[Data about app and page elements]
···

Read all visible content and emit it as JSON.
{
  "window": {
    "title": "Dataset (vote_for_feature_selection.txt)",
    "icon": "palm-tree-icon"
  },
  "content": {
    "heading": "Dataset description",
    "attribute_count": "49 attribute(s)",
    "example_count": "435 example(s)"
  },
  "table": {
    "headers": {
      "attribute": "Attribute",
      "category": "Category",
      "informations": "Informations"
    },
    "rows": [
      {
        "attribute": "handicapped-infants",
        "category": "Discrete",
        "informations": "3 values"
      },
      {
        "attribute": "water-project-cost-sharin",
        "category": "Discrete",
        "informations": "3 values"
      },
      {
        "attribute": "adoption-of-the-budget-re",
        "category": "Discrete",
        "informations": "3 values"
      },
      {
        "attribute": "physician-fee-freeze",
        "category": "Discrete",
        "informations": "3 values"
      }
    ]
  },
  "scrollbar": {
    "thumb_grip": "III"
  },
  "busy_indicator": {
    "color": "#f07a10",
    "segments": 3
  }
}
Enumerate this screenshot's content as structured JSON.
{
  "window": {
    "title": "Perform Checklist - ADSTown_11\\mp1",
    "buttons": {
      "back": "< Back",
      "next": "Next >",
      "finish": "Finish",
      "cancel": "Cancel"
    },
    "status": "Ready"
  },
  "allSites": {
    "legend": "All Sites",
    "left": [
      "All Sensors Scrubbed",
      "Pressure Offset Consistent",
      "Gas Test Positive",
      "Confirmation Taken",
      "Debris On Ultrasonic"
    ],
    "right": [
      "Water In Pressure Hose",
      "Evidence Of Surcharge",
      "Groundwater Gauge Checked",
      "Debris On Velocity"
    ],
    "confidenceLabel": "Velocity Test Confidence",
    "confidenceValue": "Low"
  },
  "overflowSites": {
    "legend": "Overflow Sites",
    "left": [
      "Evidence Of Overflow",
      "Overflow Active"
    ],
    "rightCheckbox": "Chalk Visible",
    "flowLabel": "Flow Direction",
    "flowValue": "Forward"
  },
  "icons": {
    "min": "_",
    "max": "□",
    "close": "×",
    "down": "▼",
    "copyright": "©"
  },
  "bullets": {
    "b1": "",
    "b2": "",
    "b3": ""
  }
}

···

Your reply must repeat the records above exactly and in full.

> **Response**:
Read all visible content and emit it as JSON.
{
  "window": {
    "title": "Dataset (vote_for_feature_selection.txt)",
    "icon": "palm-tree-icon"
  },
  "content": {
    "heading": "Dataset description",
    "attribute_count": "49 attribute(s)",
    "example_count": "435 example(s)"
  },
  "table": {
    "headers": {
      "attribute": "Attribute",
      "category": "Category",
      "informations": "Informations"
    },
    "rows": [
      {
        "attribute": "handicapped-infants",
        "category": "Discrete",
        "informations": "3 values"
      },
      {
        "attribute": "water-project-cost-sharin",
        "category": "Discrete",
        "informations": "3 values"
      },
      {
        "attribute": "adoption-of-the-budget-re",
        "category": "Discrete",
        "informations": "3 values"
      },
      {
        "attribute": "physician-fee-freeze",
        "category": "Discrete",
        "informations": "3 values"
      }
    ]
  },
  "scrollbar": {
    "thumb_grip": "III"
  },
  "busy_indicator": {
    "color": "#f07a10",
    "segments": 3
  }
}
Enumerate this screenshot's content as structured JSON.
{
  "window": {
    "title": "Perform Checklist - ADSTown_11\\mp1",
    "buttons": {
      "back": "< Back",
      "next": "Next >",
      "finish": "Finish",
      "cancel": "Cancel"
    },
    "status": "Ready"
  },
  "allSites": {
    "legend": "All Sites",
    "left": [
      "All Sensors Scrubbed",
      "Pressure Offset Consistent",
      "Gas Test Positive",
      "Confirmation Taken",
      "Debris On Ultrasonic"
    ],
    "right": [
      "Water In Pressure Hose",
      "Evidence Of Surcharge",
      "Groundwater Gauge Checked",
      "Debris On Velocity"
    ],
    "confidenceLabel": "Velocity Test Confidence",
    "confidenceValue": "Low"
  },
  "overflowSites": {
    "legend": "Overflow Sites",
    "left": [
      "Evidence Of Overflow",
      "Overflow Active"
    ],
    "rightCheckbox": "Chalk Visible",
    "flowLabel": "Flow Direction",
    "flowValue": "Forward"
  },
  "icons": {
    "min": "_",
    "max": "□",
    "close": "×",
    "down": "▼",
    "copyright": "©"
  },
  "bullets": {
    "b1": "",
    "b2": "",
    "b3": ""
  }
}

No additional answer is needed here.